Hammond resident Chantal Knudson’s entry will start things off. To contribute to the story, send in a response to the following prompt. Please keep responses no longer than 250 words. Send your work to email@example.com.
Coast Weekend readers will be able to respond to future prompts, in turn creating a fictional story, separated by short chapters.
“My goal is for other Astorians to use their 21st century intellects to share Astoria’s history in the genre of historical fiction as they respond to my prompt,” Knudson said. Below is her prompt.
‘Back to the Astorian Future: 1811 to 2020’
The year 2020 in Astoria changed how humans interact with others physically and socially. But is it so new?
Time to climb in and program our time machines (a tricked out Tesla car is my choice) for March 22, 1811. Join me as we imagine our Tesla hurtling itself at 88 miles per hour towards the end of the 14th Street pier. Instantaneously, the pier where Capt. Fritz Elfving ferried people from Astoria to Megler, Washington is gone. The Tesla screeches to a halt bogged down by the sand and grass.

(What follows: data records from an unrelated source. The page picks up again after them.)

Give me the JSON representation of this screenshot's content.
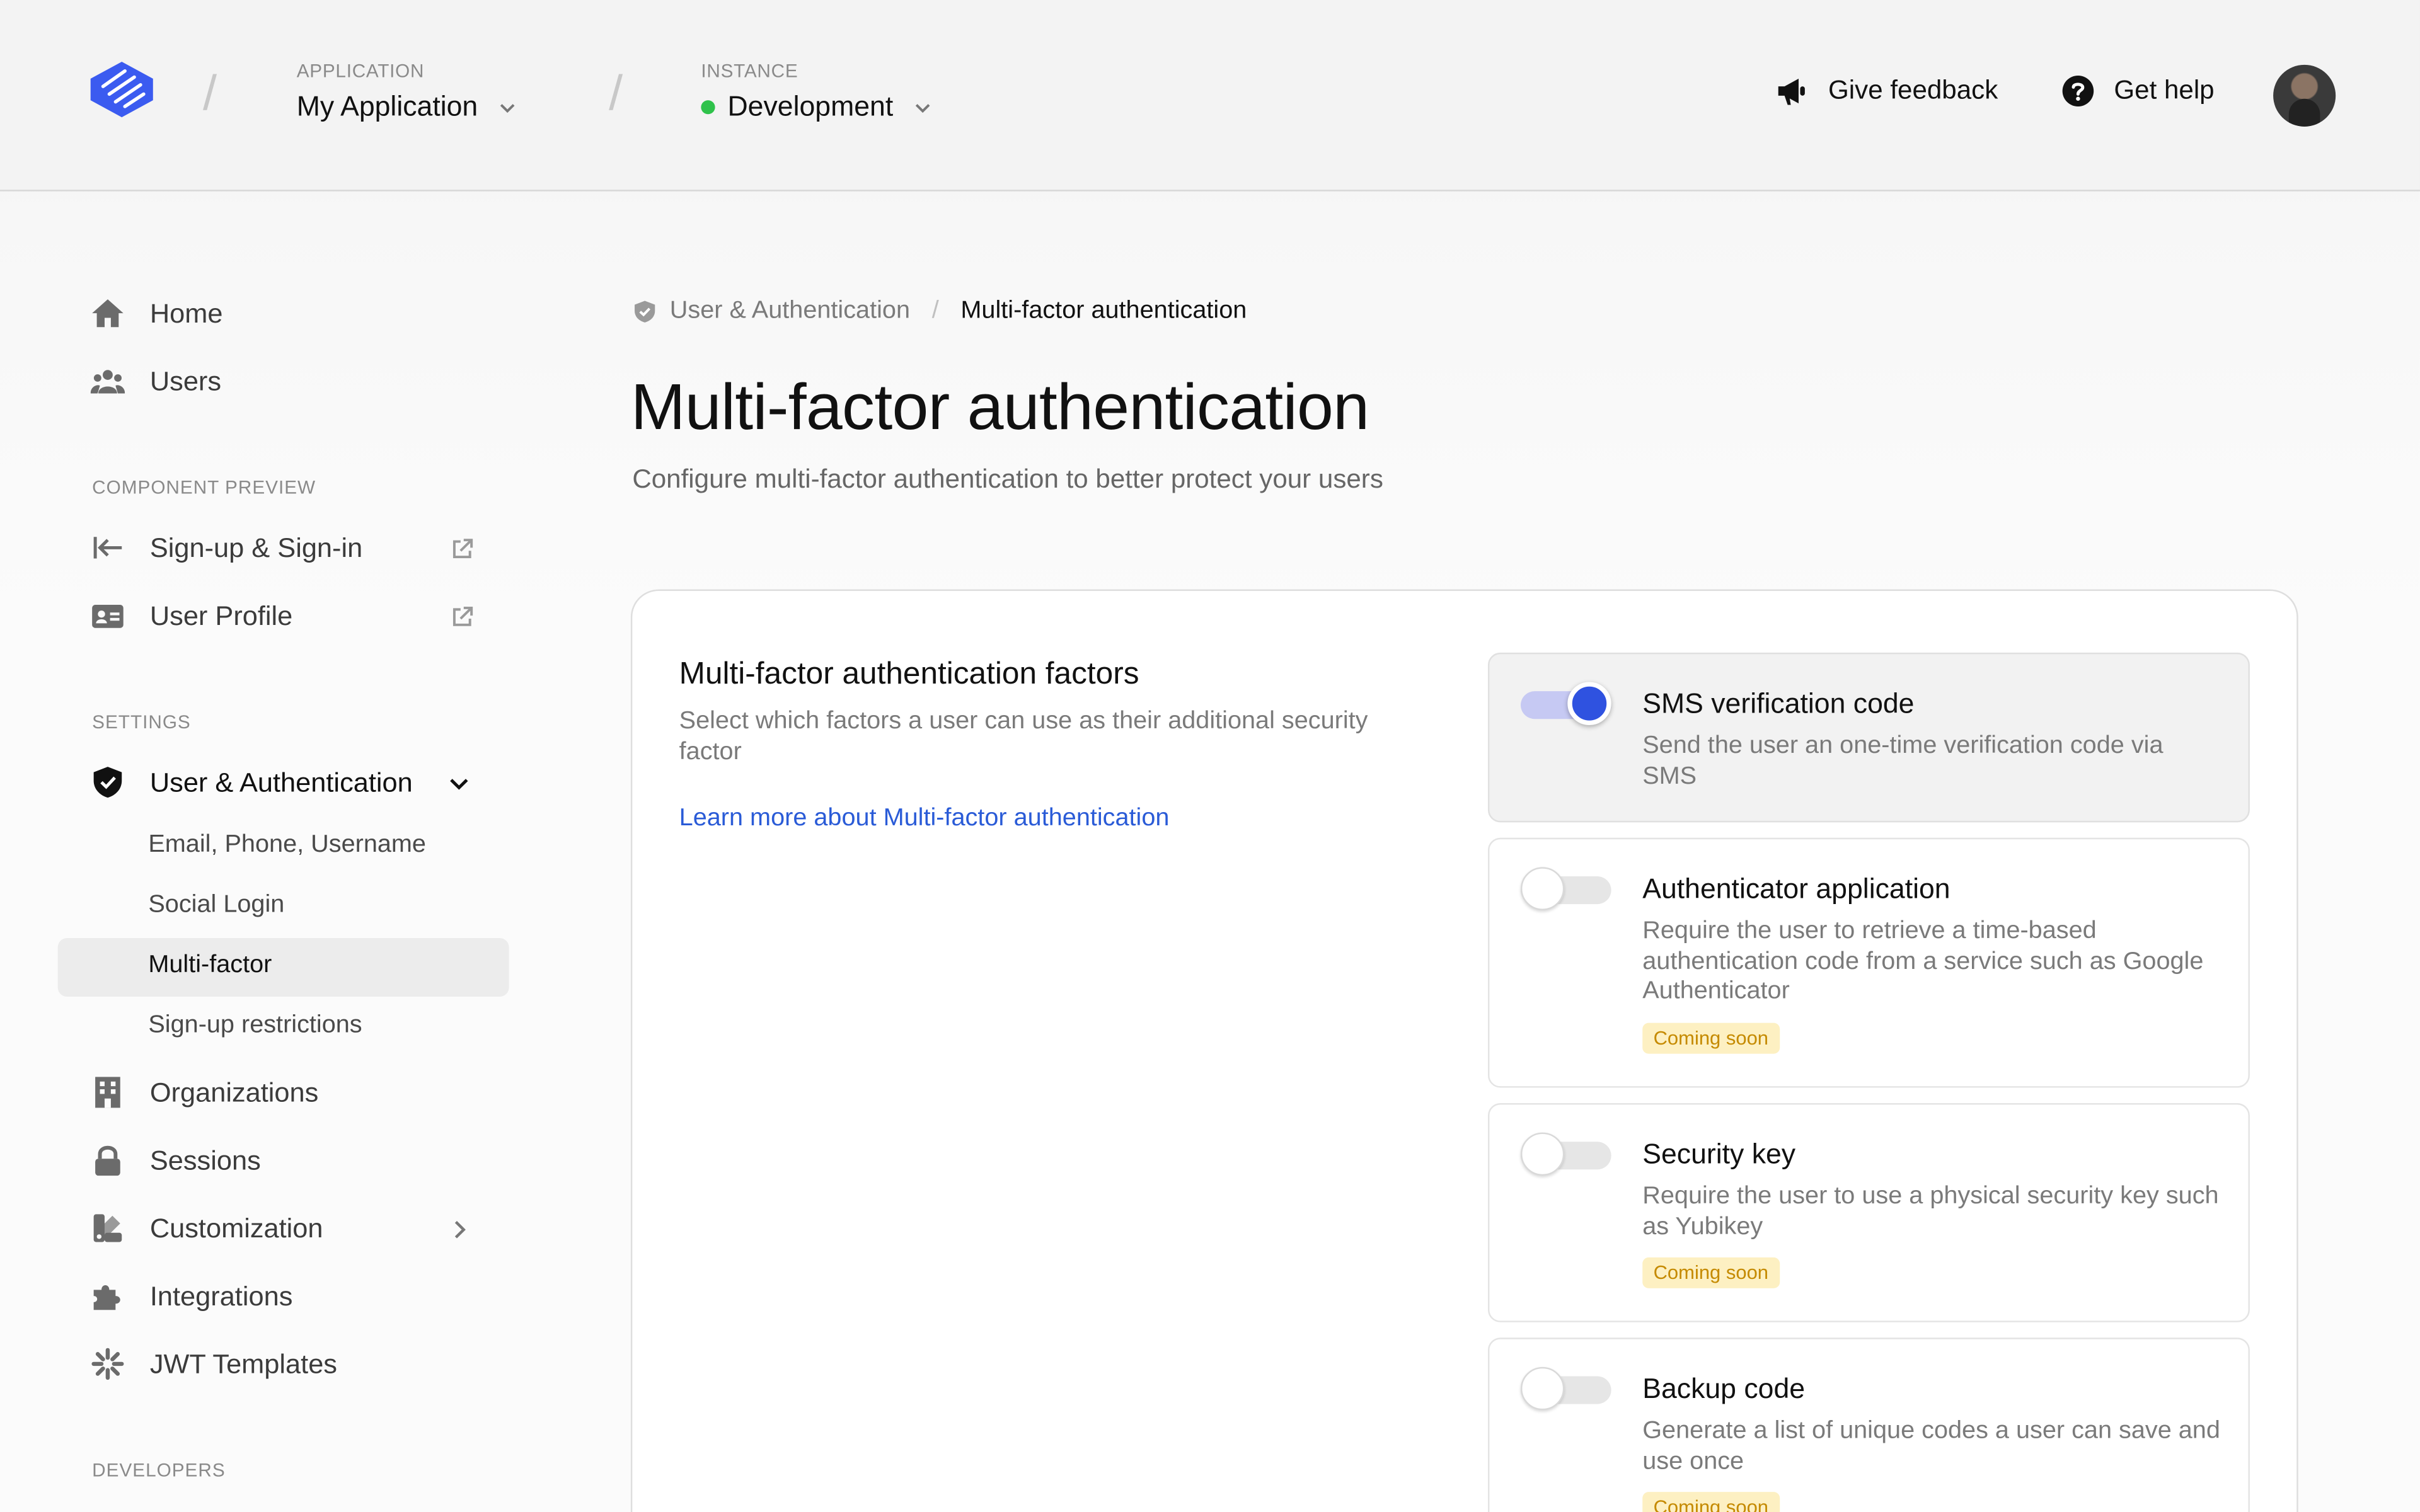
{
  "header": {
    "application": {
      "caption": "APPLICATION",
      "value": "My Application"
    },
    "instance": {
      "caption": "INSTANCE",
      "value": "Development",
      "status_color": "#2fc24b"
    },
    "feedback_label": "Give feedback",
    "help_label": "Get help"
  },
  "sidebar": {
    "top": [
      {
        "label": "Home",
        "icon": "home-icon"
      },
      {
        "label": "Users",
        "icon": "users-icon"
      }
    ],
    "component_preview": {
      "caption": "COMPONENT PREVIEW",
      "items": [
        {
          "label": "Sign-up & Sign-in",
          "icon": "sign-in-icon"
        },
        {
          "label": "User Profile",
          "icon": "profile-card-icon"
        }
      ]
    },
    "settings": {
      "caption": "SETTINGS",
      "group_label": "User & Authentication",
      "sub_items": [
        "Email, Phone, Username",
        "Social Login",
        "Multi-factor",
        "Sign-up restrictions"
      ],
      "active_sub_item": "Multi-factor",
      "items": [
        {
          "label": "Organizations",
          "icon": "building-icon"
        },
        {
          "label": "Sessions",
          "icon": "lock-icon"
        },
        {
          "label": "Customization",
          "icon": "palette-icon"
        },
        {
          "label": "Integrations",
          "icon": "puzzle-icon"
        },
        {
          "label": "JWT Templates",
          "icon": "jwt-icon"
        }
      ]
    },
    "developers_caption": "DEVELOPERS"
  },
  "main": {
    "breadcrumb": [
      "User & Authentication",
      "Multi-factor authentication"
    ],
    "title": "Multi-factor authentication",
    "subtitle": "Configure multi-factor authentication to better protect your users",
    "factors": {
      "title": "Multi-factor authentication factors",
      "description": "Select which factors a user can use as their additional security factor",
      "learn_more": "Learn more about Multi-factor authentication",
      "items": [
        {
          "title": "SMS verification code",
          "description": "Send the user an one-time verification code via SMS",
          "enabled": true
        },
        {
          "title": "Authenticator application",
          "description": "Require the user to retrieve a time-based authentication code from a service such as Google Authenticator",
          "enabled": false,
          "badge": "Coming soon"
        },
        {
          "title": "Security key",
          "description": "Require the user to use a physical security key such as Yubikey",
          "enabled": false,
          "badge": "Coming soon"
        },
        {
          "title": "Backup code",
          "description": "Generate a list of unique codes a user can save and use once",
          "enabled": false,
          "badge": "Coming soon"
        }
      ]
    }
  },
  "colors": {
    "accent": "#2f52e0",
    "link": "#2a5bd7",
    "badge_bg": "#fdf0c2",
    "badge_text": "#c58a00"
  }
}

I am at the wheel. You are seated in the passenger seat. Hanging on the rearview mirror are two masks. You reach over to grab one, but I stop your hand.
“Look outside! What do you see?” I ask. “Do you think we have to wear our masks now?”
Instead of answering me, you grab it and exit the time machine. I follow.
You turn to me and say skeptically, “Are you saying we traveled back to 1811? Is this a dream or a lit (Gen Z slang for enjoyable or exciting) ‘80s movie?”
We see a wood hulled ship with three masts struggling to cut through the churning water. That must be the Tonquin! The American ship sent by John Jacob Astor to start a fur trading post in Astoria. Just then, we see 20 Clatsop and Chinook tribal canoes speed towards the ship.
“Hmmm. I wonder if we can help.”